- Required action -
For the word "icon", state how many lines of the listing below contain it. Give the number and nothing more.

- Data records -
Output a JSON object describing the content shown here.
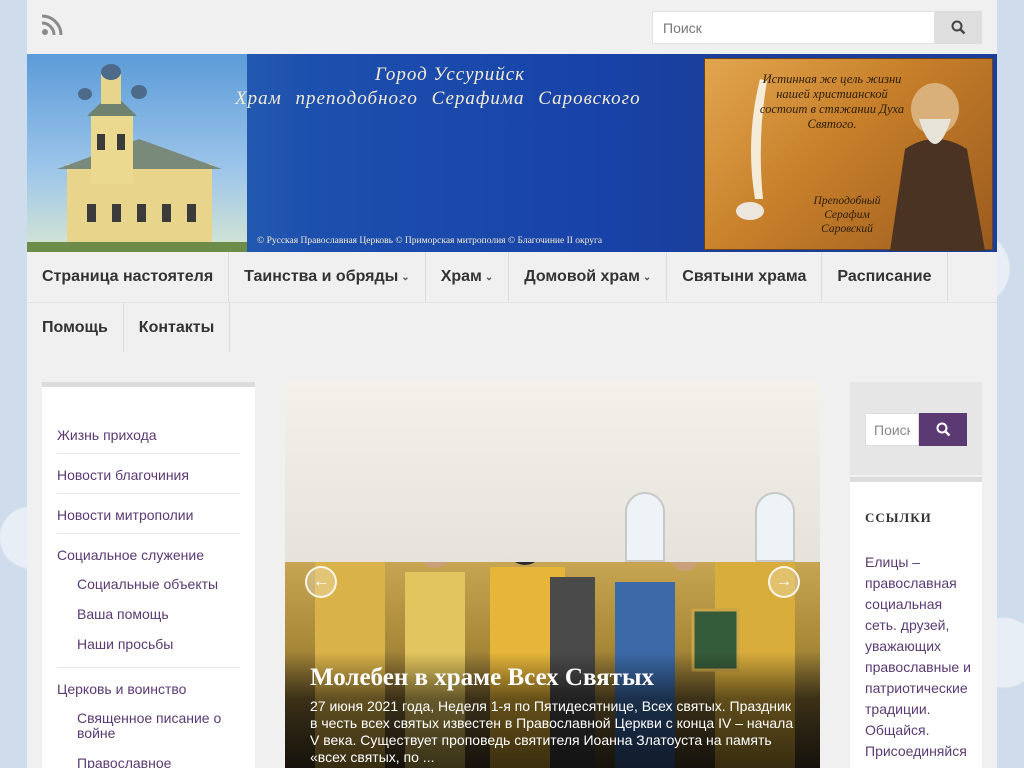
{
  "top": {
    "search_placeholder": "Поиск"
  },
  "banner": {
    "line1": "Город Уссурийск",
    "line2": "Храм преподобного Серафима Саровского",
    "credits": "© Русская Православная Церковь © Приморская митрополия © Благочиние II округа",
    "quote": "Истинная же цель жизни нашей христианской состоит в стяжании Духа Святого.",
    "signature": "Преподобный Серафим Саровский"
  },
  "nav": {
    "items": [
      {
        "label": "Страница настоятеля",
        "chevron": ""
      },
      {
        "label": "Таинства и обряды",
        "chevron": "⌄"
      },
      {
        "label": "Храм",
        "chevron": "⌄"
      },
      {
        "label": "Домовой храм",
        "chevron": "⌄"
      },
      {
        "label": "Святыни храма",
        "chevron": ""
      },
      {
        "label": "Расписание",
        "chevron": ""
      },
      {
        "label": "Помощь",
        "chevron": ""
      },
      {
        "label": "Контакты",
        "chevron": ""
      }
    ]
  },
  "sidebar": {
    "items": [
      {
        "label": "Жизнь прихода"
      },
      {
        "label": "Новости благочиния"
      },
      {
        "label": "Новости митрополии"
      },
      {
        "label": "Социальное служение",
        "sub": [
          "Социальные объекты",
          "Ваша помощь",
          "Наши просьбы"
        ]
      },
      {
        "label": "Церковь и воинство",
        "sub": [
          "Священное писание о войне",
          "Православное воинство"
        ]
      }
    ]
  },
  "slider": {
    "title": "Молебен в храме Всех Святых",
    "excerpt": "27 июня 2021 года, Неделя 1-я по Пятидесятнице, Всех святых. Праздник в честь всех святых известен в Православной Церкви с конца IV – начала V века. Существует проповедь святителя Иоанна Златоуста на память «всех святых, по ...",
    "prev_icon": "arrow-left-icon",
    "next_icon": "arrow-right-icon"
  },
  "right": {
    "search_placeholder": "Поиск",
    "links_title": "ССЫЛКИ",
    "links_text": "Елицы – православная социальная сеть. друзей, уважающих православные и патриотические традиции. Общайся. Присоединяйся"
  },
  "colors": {
    "accent": "#5b3a73",
    "nav_bg": "#f0f0f0",
    "banner_blue": "#1842a8"
  }
}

- Written answer -
2